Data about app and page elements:
-*-
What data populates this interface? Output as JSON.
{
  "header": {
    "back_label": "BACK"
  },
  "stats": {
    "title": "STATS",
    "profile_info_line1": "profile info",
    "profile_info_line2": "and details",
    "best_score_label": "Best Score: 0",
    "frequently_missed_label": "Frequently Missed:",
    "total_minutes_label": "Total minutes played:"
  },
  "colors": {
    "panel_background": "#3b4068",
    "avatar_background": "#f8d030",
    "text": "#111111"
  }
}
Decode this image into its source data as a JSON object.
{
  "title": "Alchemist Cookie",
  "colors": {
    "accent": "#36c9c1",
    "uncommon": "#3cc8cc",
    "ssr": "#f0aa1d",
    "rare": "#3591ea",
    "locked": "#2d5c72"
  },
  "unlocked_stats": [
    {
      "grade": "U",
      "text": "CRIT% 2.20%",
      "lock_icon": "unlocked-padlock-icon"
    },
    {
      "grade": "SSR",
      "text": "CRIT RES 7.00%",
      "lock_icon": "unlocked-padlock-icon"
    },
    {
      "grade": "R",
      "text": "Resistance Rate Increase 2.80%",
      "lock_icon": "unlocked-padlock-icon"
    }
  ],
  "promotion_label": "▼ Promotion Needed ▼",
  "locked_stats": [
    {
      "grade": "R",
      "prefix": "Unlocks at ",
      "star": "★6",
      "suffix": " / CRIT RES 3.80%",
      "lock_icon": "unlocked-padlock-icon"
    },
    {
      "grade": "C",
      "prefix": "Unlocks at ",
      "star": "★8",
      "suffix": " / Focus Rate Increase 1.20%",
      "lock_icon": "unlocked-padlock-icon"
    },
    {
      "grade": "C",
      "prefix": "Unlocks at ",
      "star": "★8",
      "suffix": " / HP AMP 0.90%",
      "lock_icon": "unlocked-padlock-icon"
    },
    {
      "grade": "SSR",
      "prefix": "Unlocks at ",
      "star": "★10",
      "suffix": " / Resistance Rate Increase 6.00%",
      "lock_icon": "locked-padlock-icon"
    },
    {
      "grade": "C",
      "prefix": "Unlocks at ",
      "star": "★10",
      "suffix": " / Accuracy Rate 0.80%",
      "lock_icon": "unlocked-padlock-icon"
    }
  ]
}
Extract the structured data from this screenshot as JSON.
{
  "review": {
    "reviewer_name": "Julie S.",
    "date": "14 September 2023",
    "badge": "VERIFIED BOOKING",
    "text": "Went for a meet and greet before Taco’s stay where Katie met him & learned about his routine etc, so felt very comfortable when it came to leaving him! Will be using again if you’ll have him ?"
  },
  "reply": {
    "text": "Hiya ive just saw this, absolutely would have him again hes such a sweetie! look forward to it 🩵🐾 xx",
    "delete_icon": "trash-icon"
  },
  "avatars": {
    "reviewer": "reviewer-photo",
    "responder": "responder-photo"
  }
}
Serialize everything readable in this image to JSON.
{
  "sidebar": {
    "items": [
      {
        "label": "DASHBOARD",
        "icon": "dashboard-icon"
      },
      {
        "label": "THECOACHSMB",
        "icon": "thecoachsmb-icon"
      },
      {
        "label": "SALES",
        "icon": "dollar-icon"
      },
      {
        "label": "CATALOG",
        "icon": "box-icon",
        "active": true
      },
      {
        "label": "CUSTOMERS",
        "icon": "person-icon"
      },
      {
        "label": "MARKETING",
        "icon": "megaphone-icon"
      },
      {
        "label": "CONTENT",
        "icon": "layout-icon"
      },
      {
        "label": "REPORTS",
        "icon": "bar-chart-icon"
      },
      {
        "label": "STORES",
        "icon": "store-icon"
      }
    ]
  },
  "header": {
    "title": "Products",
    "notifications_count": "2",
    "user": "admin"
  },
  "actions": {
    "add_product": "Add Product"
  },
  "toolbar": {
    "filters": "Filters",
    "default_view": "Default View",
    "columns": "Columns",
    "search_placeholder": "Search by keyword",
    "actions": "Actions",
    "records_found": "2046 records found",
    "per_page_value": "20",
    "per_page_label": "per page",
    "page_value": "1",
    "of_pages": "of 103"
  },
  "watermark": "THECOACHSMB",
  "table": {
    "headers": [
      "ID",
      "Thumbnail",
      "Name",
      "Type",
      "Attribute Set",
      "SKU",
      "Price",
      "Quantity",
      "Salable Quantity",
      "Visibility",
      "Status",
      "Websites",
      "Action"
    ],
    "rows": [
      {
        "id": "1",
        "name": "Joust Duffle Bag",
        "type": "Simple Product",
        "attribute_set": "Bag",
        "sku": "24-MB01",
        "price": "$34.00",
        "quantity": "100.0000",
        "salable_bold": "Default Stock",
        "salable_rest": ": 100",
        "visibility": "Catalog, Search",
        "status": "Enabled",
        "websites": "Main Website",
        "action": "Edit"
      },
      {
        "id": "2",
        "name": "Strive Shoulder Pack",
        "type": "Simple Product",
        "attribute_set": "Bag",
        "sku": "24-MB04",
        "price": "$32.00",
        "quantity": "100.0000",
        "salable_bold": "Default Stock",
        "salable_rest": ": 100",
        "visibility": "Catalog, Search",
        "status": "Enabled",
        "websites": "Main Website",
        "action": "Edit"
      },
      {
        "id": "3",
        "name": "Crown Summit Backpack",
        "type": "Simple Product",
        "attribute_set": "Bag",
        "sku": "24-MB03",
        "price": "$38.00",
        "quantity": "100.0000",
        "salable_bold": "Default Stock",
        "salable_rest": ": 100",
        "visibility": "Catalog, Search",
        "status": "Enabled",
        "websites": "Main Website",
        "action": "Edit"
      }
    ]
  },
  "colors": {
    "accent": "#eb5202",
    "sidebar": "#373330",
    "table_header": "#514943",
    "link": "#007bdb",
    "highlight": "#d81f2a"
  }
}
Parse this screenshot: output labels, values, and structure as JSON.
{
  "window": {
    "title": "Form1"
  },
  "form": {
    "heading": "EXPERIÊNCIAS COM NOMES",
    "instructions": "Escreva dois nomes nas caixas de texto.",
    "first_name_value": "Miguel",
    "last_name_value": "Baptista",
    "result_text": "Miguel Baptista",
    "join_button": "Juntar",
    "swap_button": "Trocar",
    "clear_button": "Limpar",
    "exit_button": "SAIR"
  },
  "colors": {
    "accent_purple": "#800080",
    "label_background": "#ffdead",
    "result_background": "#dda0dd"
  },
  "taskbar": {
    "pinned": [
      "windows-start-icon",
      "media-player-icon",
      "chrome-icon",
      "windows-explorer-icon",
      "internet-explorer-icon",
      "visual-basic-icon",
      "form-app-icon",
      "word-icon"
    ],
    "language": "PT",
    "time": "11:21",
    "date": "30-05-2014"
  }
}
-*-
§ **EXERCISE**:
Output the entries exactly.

§ **WORKED SOLUTION**:
What data populates this interface? Output as JSON.
{
  "header": {
    "back_label": "BACK"
  },
  "stats": {
    "title": "STATS",
    "profile_info_line1": "profile info",
    "profile_info_line2": "and details",
    "best_score_label": "Best Score: 0",
    "frequently_missed_label": "Frequently Missed:",
    "total_minutes_label": "Total minutes played:"
  },
  "colors": {
    "panel_background": "#3b4068",
    "avatar_background": "#f8d030",
    "text": "#111111"
  }
}
Decode this image into its source data as a JSON object.
{
  "title": "Alchemist Cookie",
  "colors": {
    "accent": "#36c9c1",
    "uncommon": "#3cc8cc",
    "ssr": "#f0aa1d",
    "rare": "#3591ea",
    "locked": "#2d5c72"
  },
  "unlocked_stats": [
    {
      "grade": "U",
      "text": "CRIT% 2.20%",
      "lock_icon": "unlocked-padlock-icon"
    },
    {
      "grade": "SSR",
      "text": "CRIT RES 7.00%",
      "lock_icon": "unlocked-padlock-icon"
    },
    {
      "grade": "R",
      "text": "Resistance Rate Increase 2.80%",
      "lock_icon": "unlocked-padlock-icon"
    }
  ],
  "promotion_label": "▼ Promotion Needed ▼",
  "locked_stats": [
    {
      "grade": "R",
      "prefix": "Unlocks at ",
      "star": "★6",
      "suffix": " / CRIT RES 3.80%",
      "lock_icon": "unlocked-padlock-icon"
    },
    {
      "grade": "C",
      "prefix": "Unlocks at ",
      "star": "★8",
      "suffix": " / Focus Rate Increase 1.20%",
      "lock_icon": "unlocked-padlock-icon"
    },
    {
      "grade": "C",
      "prefix": "Unlocks at ",
      "star": "★8",
      "suffix": " / HP AMP 0.90%",
      "lock_icon": "unlocked-padlock-icon"
    },
    {
      "grade": "SSR",
      "prefix": "Unlocks at ",
      "star": "★10",
      "suffix": " / Resistance Rate Increase 6.00%",
      "lock_icon": "locked-padlock-icon"
    },
    {
      "grade": "C",
      "prefix": "Unlocks at ",
      "star": "★10",
      "suffix": " / Accuracy Rate 0.80%",
      "lock_icon": "unlocked-padlock-icon"
    }
  ]
}
Extract the structured data from this screenshot as JSON.
{
  "review": {
    "reviewer_name": "Julie S.",
    "date": "14 September 2023",
    "badge": "VERIFIED BOOKING",
    "text": "Went for a meet and greet before Taco’s stay where Katie met him & learned about his routine etc, so felt very comfortable when it came to leaving him! Will be using again if you’ll have him ?"
  },
  "reply": {
    "text": "Hiya ive just saw this, absolutely would have him again hes such a sweetie! look forward to it 🩵🐾 xx",
    "delete_icon": "trash-icon"
  },
  "avatars": {
    "reviewer": "reviewer-photo",
    "responder": "responder-photo"
  }
}
Serialize everything readable in this image to JSON.
{
  "sidebar": {
    "items": [
      {
        "label": "DASHBOARD",
        "icon": "dashboard-icon"
      },
      {
        "label": "THECOACHSMB",
        "icon": "thecoachsmb-icon"
      },
      {
        "label": "SALES",
        "icon": "dollar-icon"
      },
      {
        "label": "CATALOG",
        "icon": "box-icon",
        "active": true
      },
      {
        "label": "CUSTOMERS",
        "icon": "person-icon"
      },
      {
        "label": "MARKETING",
        "icon": "megaphone-icon"
      },
      {
        "label": "CONTENT",
        "icon": "layout-icon"
      },
      {
        "label": "REPORTS",
        "icon": "bar-chart-icon"
      },
      {
        "label": "STORES",
        "icon": "store-icon"
      }
    ]
  },
  "header": {
    "title": "Products",
    "notifications_count": "2",
    "user": "admin"
  },
  "actions": {
    "add_product": "Add Product"
  },
  "toolbar": {
    "filters": "Filters",
    "default_view": "Default View",
    "columns": "Columns",
    "search_placeholder": "Search by keyword",
    "actions": "Actions",
    "records_found": "2046 records found",
    "per_page_value": "20",
    "per_page_label": "per page",
    "page_value": "1",
    "of_pages": "of 103"
  },
  "watermark": "THECOACHSMB",
  "table": {
    "headers": [
      "ID",
      "Thumbnail",
      "Name",
      "Type",
      "Attribute Set",
      "SKU",
      "Price",
      "Quantity",
      "Salable Quantity",
      "Visibility",
      "Status",
      "Websites",
      "Action"
    ],
    "rows": [
      {
        "id": "1",
        "name": "Joust Duffle Bag",
        "type": "Simple Product",
        "attribute_set": "Bag",
        "sku": "24-MB01",
        "price": "$34.00",
        "quantity": "100.0000",
        "salable_bold": "Default Stock",
        "salable_rest": ": 100",
        "visibility": "Catalog, Search",
        "status": "Enabled",
        "websites": "Main Website",
        "action": "Edit"
      },
      {
        "id": "2",
        "name": "Strive Shoulder Pack",
        "type": "Simple Product",
        "attribute_set": "Bag",
        "sku": "24-MB04",
        "price": "$32.00",
        "quantity": "100.0000",
        "salable_bold": "Default Stock",
        "salable_rest": ": 100",
        "visibility": "Catalog, Search",
        "status": "Enabled",
        "websites": "Main Website",
        "action": "Edit"
      },
      {
        "id": "3",
        "name": "Crown Summit Backpack",
        "type": "Simple Product",
        "attribute_set": "Bag",
        "sku": "24-MB03",
        "price": "$38.00",
        "quantity": "100.0000",
        "salable_bold": "Default Stock",
        "salable_rest": ": 100",
        "visibility": "Catalog, Search",
        "status": "Enabled",
        "websites": "Main Website",
        "action": "Edit"
      }
    ]
  },
  "colors": {
    "accent": "#eb5202",
    "sidebar": "#373330",
    "table_header": "#514943",
    "link": "#007bdb",
    "highlight": "#d81f2a"
  }
}
Parse this screenshot: output labels, values, and structure as JSON.
{
  "window": {
    "title": "Form1"
  },
  "form": {
    "heading": "EXPERIÊNCIAS COM NOMES",
    "instructions": "Escreva dois nomes nas caixas de texto.",
    "first_name_value": "Miguel",
    "last_name_value": "Baptista",
    "result_text": "Miguel Baptista",
    "join_button": "Juntar",
    "swap_button": "Trocar",
    "clear_button": "Limpar",
    "exit_button": "SAIR"
  },
  "colors": {
    "accent_purple": "#800080",
    "label_background": "#ffdead",
    "result_background": "#dda0dd"
  },
  "taskbar": {
    "pinned": [
      "windows-start-icon",
      "media-player-icon",
      "chrome-icon",
      "windows-explorer-icon",
      "internet-explorer-icon",
      "visual-basic-icon",
      "form-app-icon",
      "word-icon"
    ],
    "language": "PT",
    "time": "11:21",
    "date": "30-05-2014"
  }
}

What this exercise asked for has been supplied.